Marina Abramovic, the iconoclastic performance artist (aren’t they all?) was in Queens today to talk about her “legacy” in Hudson, N.Y., a project that it turns out was nearly built in Brooklyn. “It was impossible to find the right location,” she explained to a crowd of nearly a hundred arts journalists assembled inside the giant Kraftwerk dome in the MoMA PS1 courtyard.
Instead, she settled on the upstate town along the river with which it shares a name, for the new Marina Abramovic Institute, the embodiment of her life’s work, but also more, she insisted. “Why I didn’t want to make a foundation?” she asked herself. “Because a foundation shows only your own art. For me, it was important to create a situation for other forms, as well.”
“Why my name?” she continued. “I feel like I could become a brand, like Coca-Cola, or Levis for jeans. My names is now about performing art.”

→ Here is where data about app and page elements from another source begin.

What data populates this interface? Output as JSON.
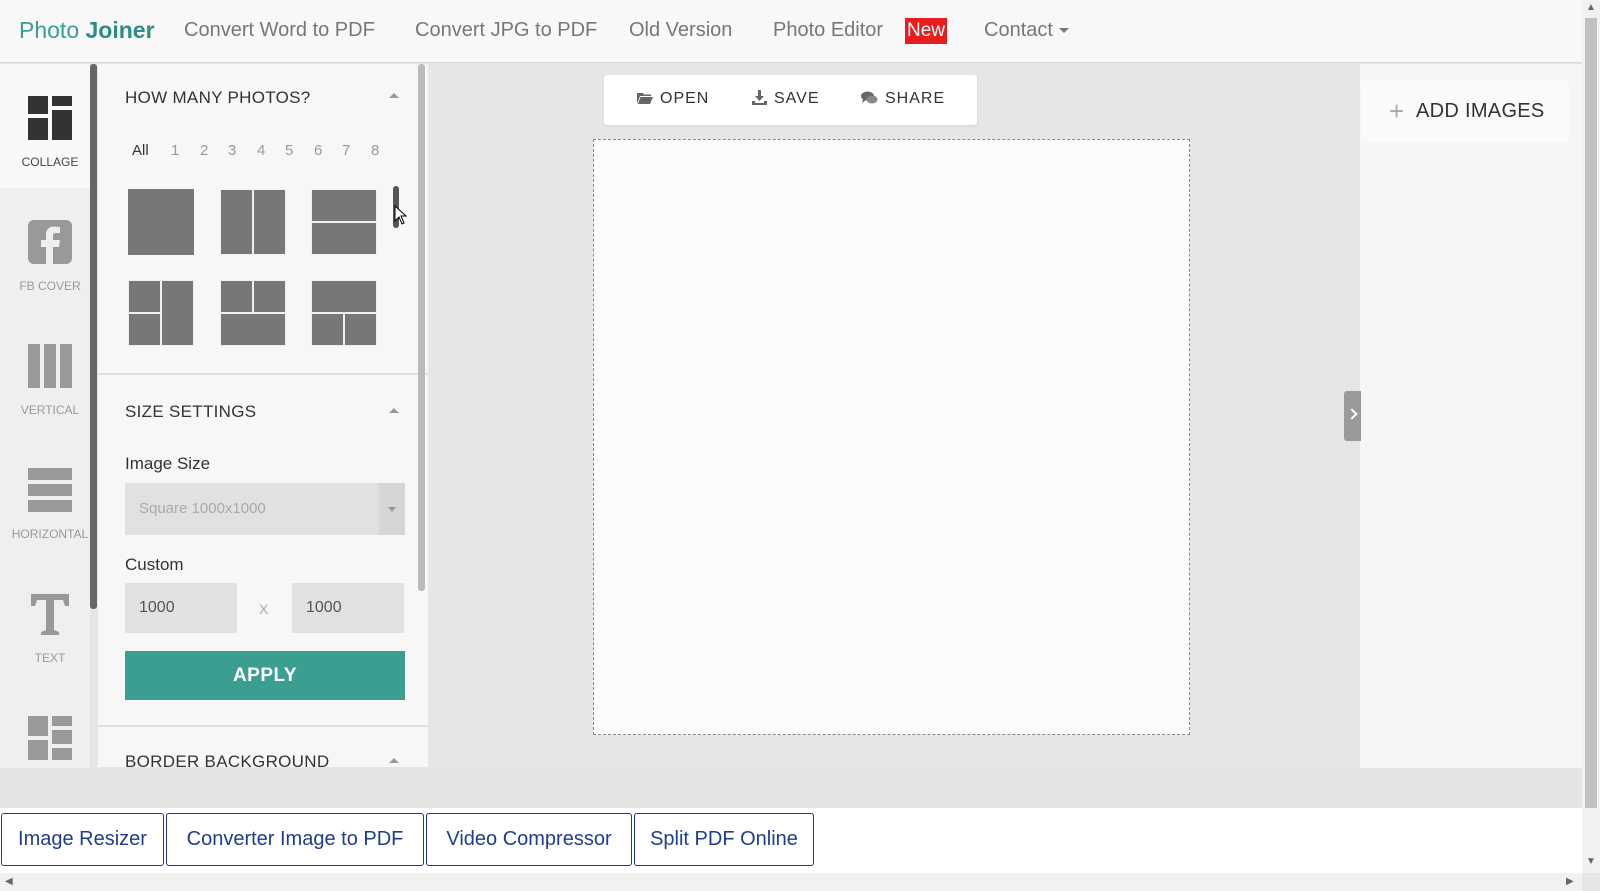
{
  "nav": {
    "brand_part1": "Photo",
    "brand_part2": "Joiner",
    "links": [
      "Convert Word to PDF",
      "Convert JPG to PDF",
      "Old Version",
      "Photo Editor",
      "Contact"
    ],
    "new_badge": "New"
  },
  "iconbar": {
    "items": [
      {
        "label": "COLLAGE",
        "icon": "collage-icon"
      },
      {
        "label": "FB COVER",
        "icon": "facebook-icon"
      },
      {
        "label": "VERTICAL",
        "icon": "vertical-layout-icon"
      },
      {
        "label": "HORIZONTAL",
        "icon": "horizontal-layout-icon"
      },
      {
        "label": "TEXT",
        "icon": "text-icon"
      },
      {
        "label": "",
        "icon": "templates-icon"
      }
    ]
  },
  "panel": {
    "how_many_title": "HOW MANY PHOTOS?",
    "count_tabs": [
      "All",
      "1",
      "2",
      "3",
      "4",
      "5",
      "6",
      "7",
      "8"
    ],
    "size_title": "SIZE SETTINGS",
    "image_size_label": "Image Size",
    "image_size_value": "Square 1000x1000",
    "custom_label": "Custom",
    "width_value": "1000",
    "height_value": "1000",
    "times_symbol": "X",
    "apply_label": "APPLY",
    "border_title": "BORDER BACKGROUND"
  },
  "toolbar": {
    "open": "OPEN",
    "save": "SAVE",
    "share": "SHARE"
  },
  "right": {
    "add_images": "ADD IMAGES"
  },
  "footer": {
    "buttons": [
      "Image Resizer",
      "Converter Image to PDF",
      "Video Compressor",
      "Split PDF Online"
    ]
  },
  "colors": {
    "brand": "#3a9e98",
    "accent": "#3a9e90",
    "badge": "#e81d1d",
    "footer_link": "#1e3d8f"
  }
}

But will crowds truly flock to Hudson to engage in long-duration art, as Ms. Abramovic characterizes the work to take place at her institute, where “who is the performer and who is the audience is impossible to tell,” Serge Le Borgne, the institute’s director, said.
To achieve this, she is taking an old tennis court that was a theater before that and given it to equally iconoclastic architect Rem Koolhaas and his New York partner Shohei Shigematsu to transform. They have inserted a “white box” into the space, with room for up to 650. Around this is arrayed a series of “towers” containing different parts of the building’s program.
The experience will be built around The Abramovic Method, a series of “experiments”/installations traveling the world, currently at the PAC in Milan, to be followed by an installation in Prague, then elsewhere, as they make their way toward a final resting place in Hudson.
It all begins with lab coats, headphones that block all sound and a contract that commits participants to stay for 2.5 hours. (Ms. Abramovic talked about six, 10-, 18-, even 360-hour non-stop performances at the institute, though the latter would likely be a film piece). Then the audience will be divided into two groups, one that watches a traditional performance (Audience A) and another that watches the first audience from bleachers and viewing platforms (Audience B), sometimes with the aid of binoculars. “Like bird-watching,” Ms. Abramovic said.
There will be seven chairs “for human use and spirit use,” which from what we can surmise involves a set of chairs each with a smaller chair placed next to it, for a spirit. “If you don’t see the spirit,” said Ms. Abramovic, “It’s your problem. But it’s there.”
Then there are 21 “standing, sitting and lying objects,” that people will interact with—for example, a person sitting in a chair with a canopy that had a cluster of quartz crystals hanging overhead. “The object with the person,” said Ms. Abramovic, “is the work.” She showed slides of people lying on beds, standing and sitting in all manner of contraptions made of wood, copper and quartz. These materials are a recurring theme within the institute, as well, which has a Crystal Chamber and a Levitation Room—where magnets will be employed to suspend guests with no support—all meant for meditation and performance.
Apart from a lot of sitting, standing, lying and watching, it does not yet appear that much is actually going to happen. Maybe that’s why they designed the special viewing chairs—something between a wheel chair and a massage chair—so that viewers who fall asleep can be wheeled away into a special sleep chamber.
The entire project is planned not only as a catalyst for performance art—and the Abramovic brand—but also Hudson, a still slightly down-on-its-luck Victorian town two hours from New York. This is a fact Ms. Abramovic and her team kept stressing: the distance was perhaps a challenge, but also critical to the process. “It’s the right place, the right location, it’s really comfortable,” she said. “There is less stress.” She pointed to the long tradition of performance art in the town, where Martha Graham often took up residence.
The hope is to turn surrounding open spaces into art fairs (the town is now home to the NADA fair each summer) and film festivals, satellites of this bigger project. The city as performance. “This place will be unique in the world, there will be nothing else like it,” Ms. Abramovic said.
She emphasized the needs to raise funds, as well as the possibility of a hotel-type venue nearby, for all her pilgrims. “Optimistic point of view is we raise the money next year, open at the end of 2014, that is Plan A,” Ms. Abramovic said. “Plan B is whenever we find the money, we will open.” There is the possibility for creating an interim space, with some performance without all the separate spaces.
So wouldn’t this all be easier in Brooklyn—the fundraising, the hotels, all of it? “Hudson rocks,” Ms. Abramovic responded when Gallerist inquired after the press conference. “We’re fed up with big, urban areas and shit.”
“What’s very special about Brooklyn, for me, I was very interested in Bushwick,” Ms. Abramovic continued. “But when we came to Hudson, we liked what we found. A practical reason that we didn’t, though, is if you wanted to do something, you had to clean it up, everything was so contaminated, it would have cost as much to clean up the building as to buy it.”
“In the end, it was not worth it. We like Hudson.”